## Exercise details
Your answer must be the data repeated exactly, with no pictures in it.

Start of Block

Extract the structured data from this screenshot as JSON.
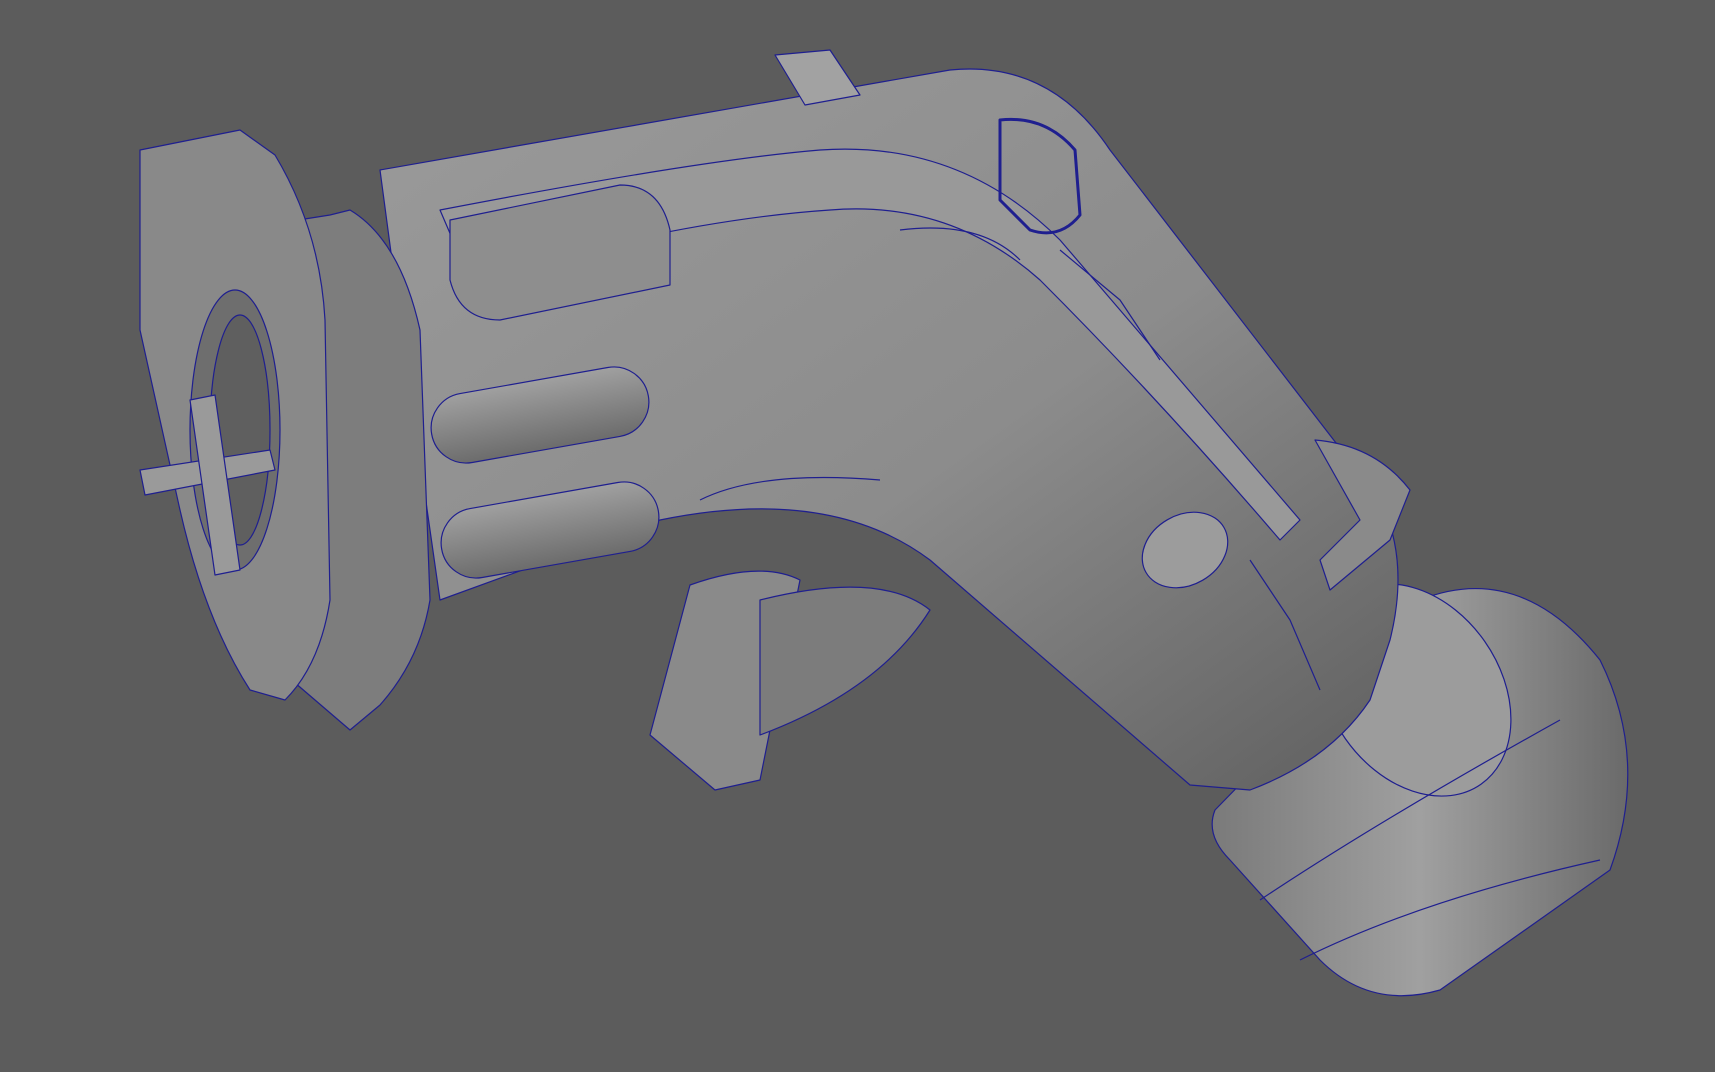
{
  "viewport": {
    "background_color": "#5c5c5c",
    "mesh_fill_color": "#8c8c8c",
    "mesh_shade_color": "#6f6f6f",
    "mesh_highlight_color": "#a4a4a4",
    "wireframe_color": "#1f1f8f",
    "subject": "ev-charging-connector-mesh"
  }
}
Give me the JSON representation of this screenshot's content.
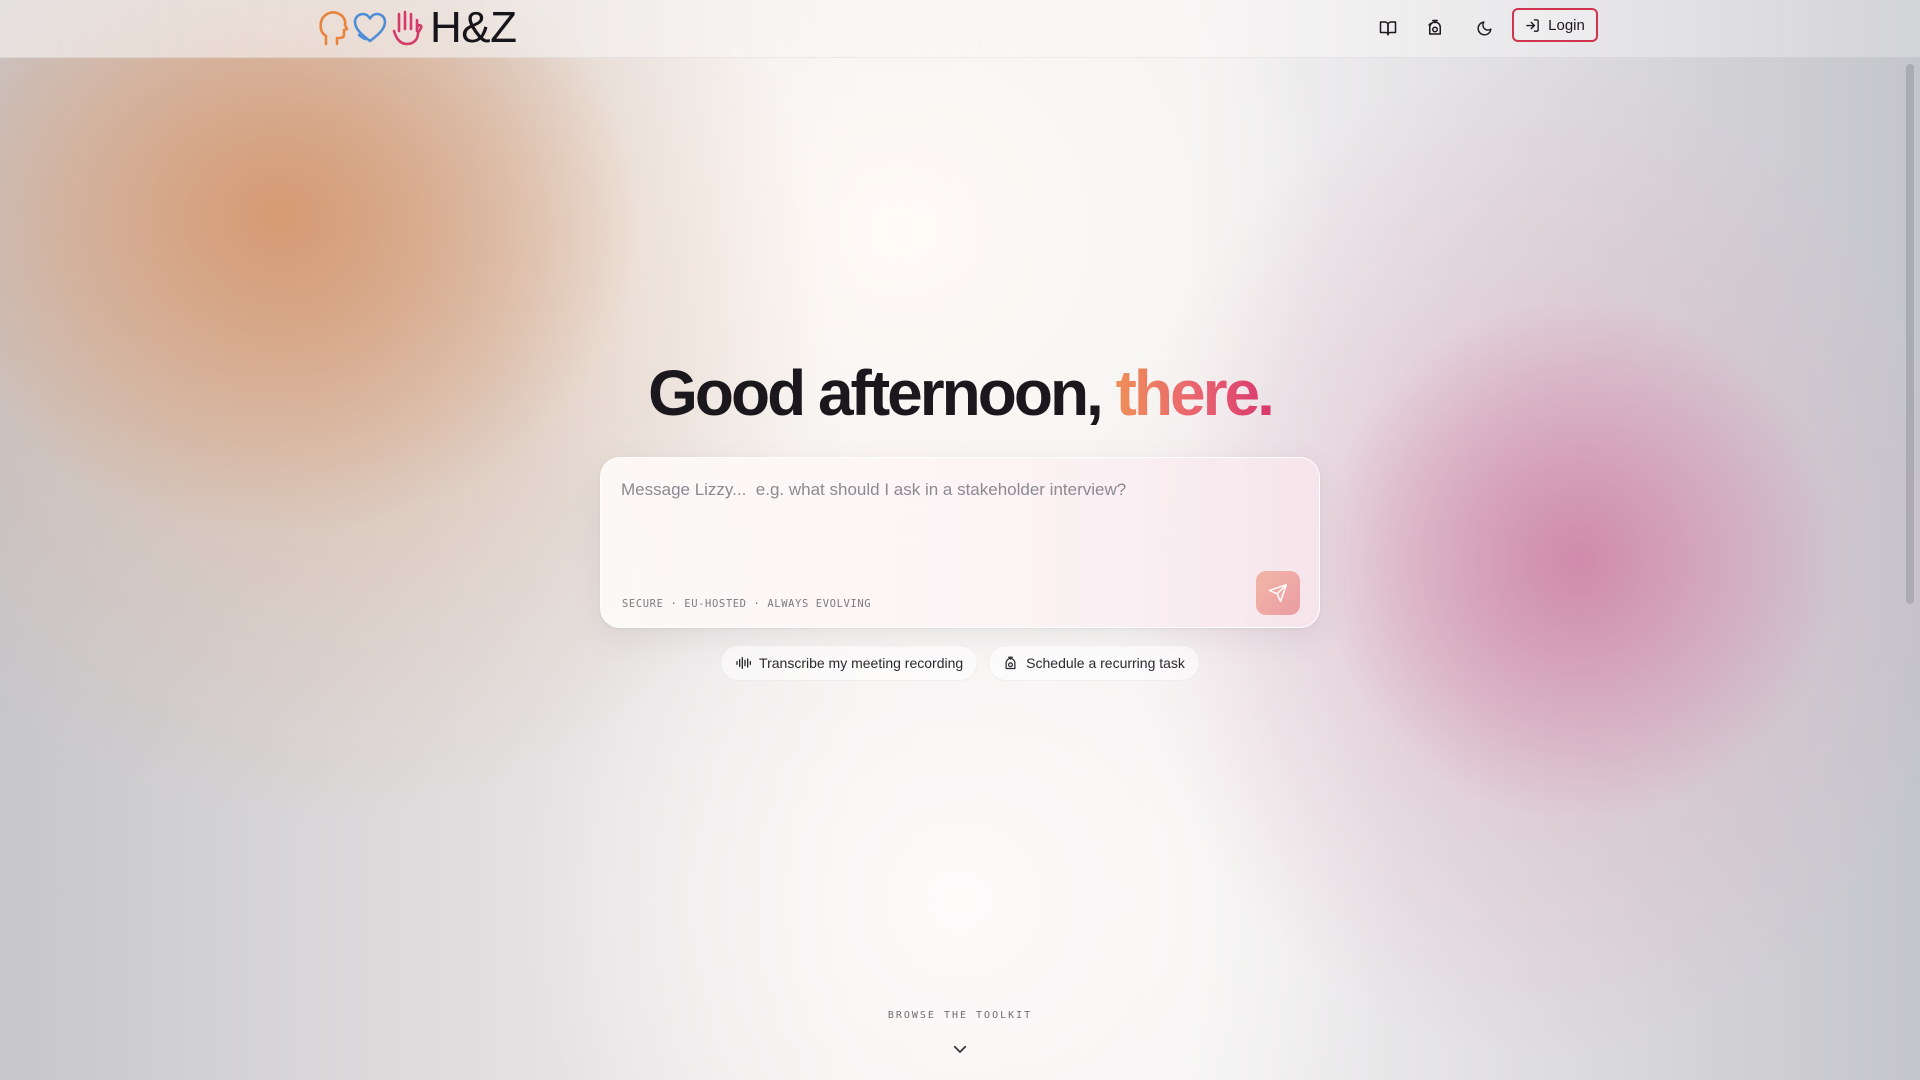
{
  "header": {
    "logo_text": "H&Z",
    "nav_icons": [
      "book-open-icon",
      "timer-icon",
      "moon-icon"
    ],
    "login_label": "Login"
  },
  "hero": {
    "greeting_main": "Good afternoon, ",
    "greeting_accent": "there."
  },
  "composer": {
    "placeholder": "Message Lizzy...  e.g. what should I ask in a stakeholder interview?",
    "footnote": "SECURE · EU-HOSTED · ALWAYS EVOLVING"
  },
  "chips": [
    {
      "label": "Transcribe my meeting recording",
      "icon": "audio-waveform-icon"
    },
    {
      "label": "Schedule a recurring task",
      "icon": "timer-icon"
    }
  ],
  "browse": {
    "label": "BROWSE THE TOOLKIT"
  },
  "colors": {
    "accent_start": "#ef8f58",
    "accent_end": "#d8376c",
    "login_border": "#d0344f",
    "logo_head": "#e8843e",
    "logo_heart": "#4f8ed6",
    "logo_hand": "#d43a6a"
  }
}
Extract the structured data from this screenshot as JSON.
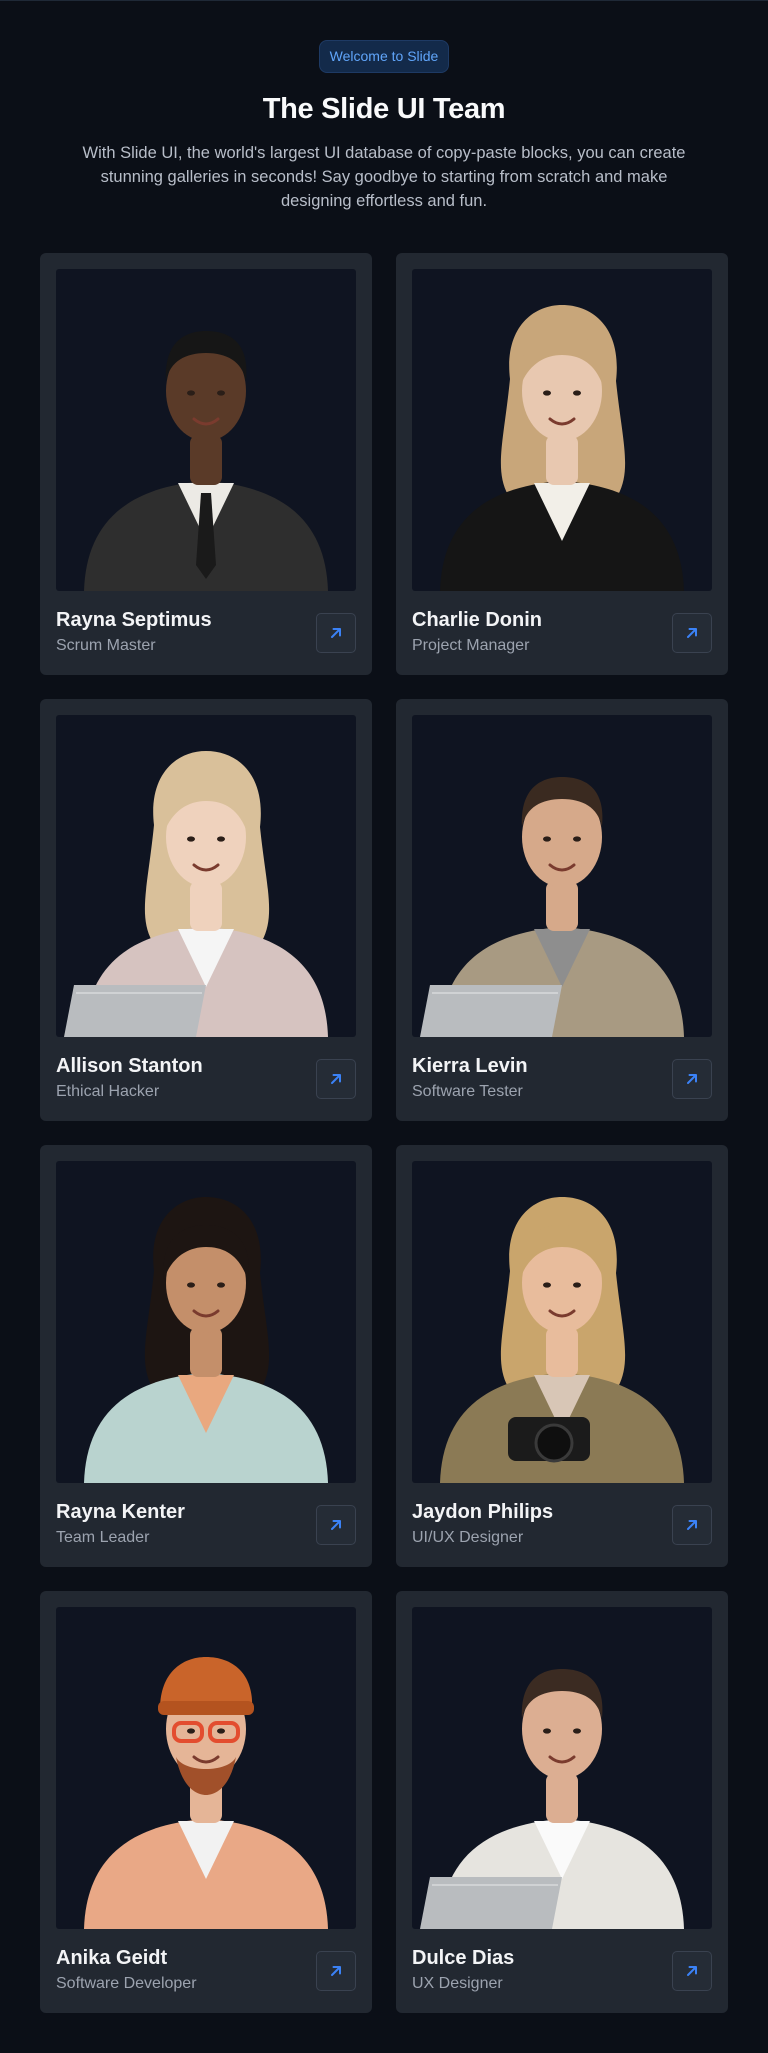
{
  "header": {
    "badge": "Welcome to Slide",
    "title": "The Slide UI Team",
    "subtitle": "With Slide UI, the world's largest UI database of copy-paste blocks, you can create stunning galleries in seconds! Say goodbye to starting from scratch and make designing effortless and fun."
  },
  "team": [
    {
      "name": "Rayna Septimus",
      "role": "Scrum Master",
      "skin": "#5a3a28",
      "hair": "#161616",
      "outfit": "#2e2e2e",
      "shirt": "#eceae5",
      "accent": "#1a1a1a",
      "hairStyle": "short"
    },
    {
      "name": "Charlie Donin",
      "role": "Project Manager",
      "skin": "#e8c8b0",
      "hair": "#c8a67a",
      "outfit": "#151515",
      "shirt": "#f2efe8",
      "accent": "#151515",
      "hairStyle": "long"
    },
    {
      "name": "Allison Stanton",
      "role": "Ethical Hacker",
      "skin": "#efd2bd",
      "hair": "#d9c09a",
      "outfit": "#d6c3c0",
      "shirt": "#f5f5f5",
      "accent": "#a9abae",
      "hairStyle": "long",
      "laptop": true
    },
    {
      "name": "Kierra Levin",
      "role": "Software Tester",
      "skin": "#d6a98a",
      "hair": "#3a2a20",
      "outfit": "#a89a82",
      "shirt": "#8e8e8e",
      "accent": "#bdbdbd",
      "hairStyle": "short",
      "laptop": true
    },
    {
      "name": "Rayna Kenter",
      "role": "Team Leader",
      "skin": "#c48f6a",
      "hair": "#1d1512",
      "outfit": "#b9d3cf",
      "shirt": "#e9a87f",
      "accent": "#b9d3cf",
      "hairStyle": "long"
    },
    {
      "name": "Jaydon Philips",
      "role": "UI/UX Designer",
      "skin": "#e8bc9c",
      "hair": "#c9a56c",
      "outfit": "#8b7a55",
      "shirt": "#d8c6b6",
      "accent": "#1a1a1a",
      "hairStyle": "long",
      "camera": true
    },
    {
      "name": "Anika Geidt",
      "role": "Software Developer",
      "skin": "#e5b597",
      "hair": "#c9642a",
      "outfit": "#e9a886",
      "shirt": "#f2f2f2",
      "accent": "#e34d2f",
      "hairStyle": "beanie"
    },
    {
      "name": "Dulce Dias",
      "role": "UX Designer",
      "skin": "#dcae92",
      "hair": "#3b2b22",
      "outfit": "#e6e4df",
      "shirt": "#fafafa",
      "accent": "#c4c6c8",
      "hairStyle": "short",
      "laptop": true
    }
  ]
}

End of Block

## Answer space
Extract the structured data from this screenshot as JSON.
{
  "viewport": {
    "background_color": "#5c5c5c",
    "mesh_fill_color": "#8c8c8c",
    "mesh_shade_color": "#6f6f6f",
    "mesh_highlight_color": "#a4a4a4",
    "wireframe_color": "#1f1f8f",
    "subject": "ev-charging-connector-mesh"
  }
}
Give me the JSON representation of this screenshot's content.
{
  "header": {
    "logo_text": "H&Z",
    "nav_icons": [
      "book-open-icon",
      "timer-icon",
      "moon-icon"
    ],
    "login_label": "Login"
  },
  "hero": {
    "greeting_main": "Good afternoon, ",
    "greeting_accent": "there."
  },
  "composer": {
    "placeholder": "Message Lizzy...  e.g. what should I ask in a stakeholder interview?",
    "footnote": "SECURE · EU-HOSTED · ALWAYS EVOLVING"
  },
  "chips": [
    {
      "label": "Transcribe my meeting recording",
      "icon": "audio-waveform-icon"
    },
    {
      "label": "Schedule a recurring task",
      "icon": "timer-icon"
    }
  ],
  "browse": {
    "label": "BROWSE THE TOOLKIT"
  },
  "colors": {
    "accent_start": "#ef8f58",
    "accent_end": "#d8376c",
    "login_border": "#d0344f",
    "logo_head": "#e8843e",
    "logo_heart": "#4f8ed6",
    "logo_hand": "#d43a6a"
  }
}
Extract the structured data from this screenshot as JSON.
{
  "header": {
    "badge": "Welcome to Slide",
    "title": "The Slide UI Team",
    "subtitle": "With Slide UI, the world's largest UI database of copy-paste blocks, you can create stunning galleries in seconds! Say goodbye to starting from scratch and make designing effortless and fun."
  },
  "team": [
    {
      "name": "Rayna Septimus",
      "role": "Scrum Master",
      "skin": "#5a3a28",
      "hair": "#161616",
      "outfit": "#2e2e2e",
      "shirt": "#eceae5",
      "accent": "#1a1a1a",
      "hairStyle": "short"
    },
    {
      "name": "Charlie Donin",
      "role": "Project Manager",
      "skin": "#e8c8b0",
      "hair": "#c8a67a",
      "outfit": "#151515",
      "shirt": "#f2efe8",
      "accent": "#151515",
      "hairStyle": "long"
    },
    {
      "name": "Allison Stanton",
      "role": "Ethical Hacker",
      "skin": "#efd2bd",
      "hair": "#d9c09a",
      "outfit": "#d6c3c0",
      "shirt": "#f5f5f5",
      "accent": "#a9abae",
      "hairStyle": "long",
      "laptop": true
    },
    {
      "name": "Kierra Levin",
      "role": "Software Tester",
      "skin": "#d6a98a",
      "hair": "#3a2a20",
      "outfit": "#a89a82",
      "shirt": "#8e8e8e",
      "accent": "#bdbdbd",
      "hairStyle": "short",
      "laptop": true
    },
    {
      "name": "Rayna Kenter",
      "role": "Team Leader",
      "skin": "#c48f6a",
      "hair": "#1d1512",
      "outfit": "#b9d3cf",
      "shirt": "#e9a87f",
      "accent": "#b9d3cf",
      "hairStyle": "long"
    },
    {
      "name": "Jaydon Philips",
      "role": "UI/UX Designer",
      "skin": "#e8bc9c",
      "hair": "#c9a56c",
      "outfit": "#8b7a55",
      "shirt": "#d8c6b6",
      "accent": "#1a1a1a",
      "hairStyle": "long",
      "camera": true
    },
    {
      "name": "Anika Geidt",
      "role": "Software Developer",
      "skin": "#e5b597",
      "hair": "#c9642a",
      "outfit": "#e9a886",
      "shirt": "#f2f2f2",
      "accent": "#e34d2f",
      "hairStyle": "beanie"
    },
    {
      "name": "Dulce Dias",
      "role": "UX Designer",
      "skin": "#dcae92",
      "hair": "#3b2b22",
      "outfit": "#e6e4df",
      "shirt": "#fafafa",
      "accent": "#c4c6c8",
      "hairStyle": "short",
      "laptop": true
    }
  ]
}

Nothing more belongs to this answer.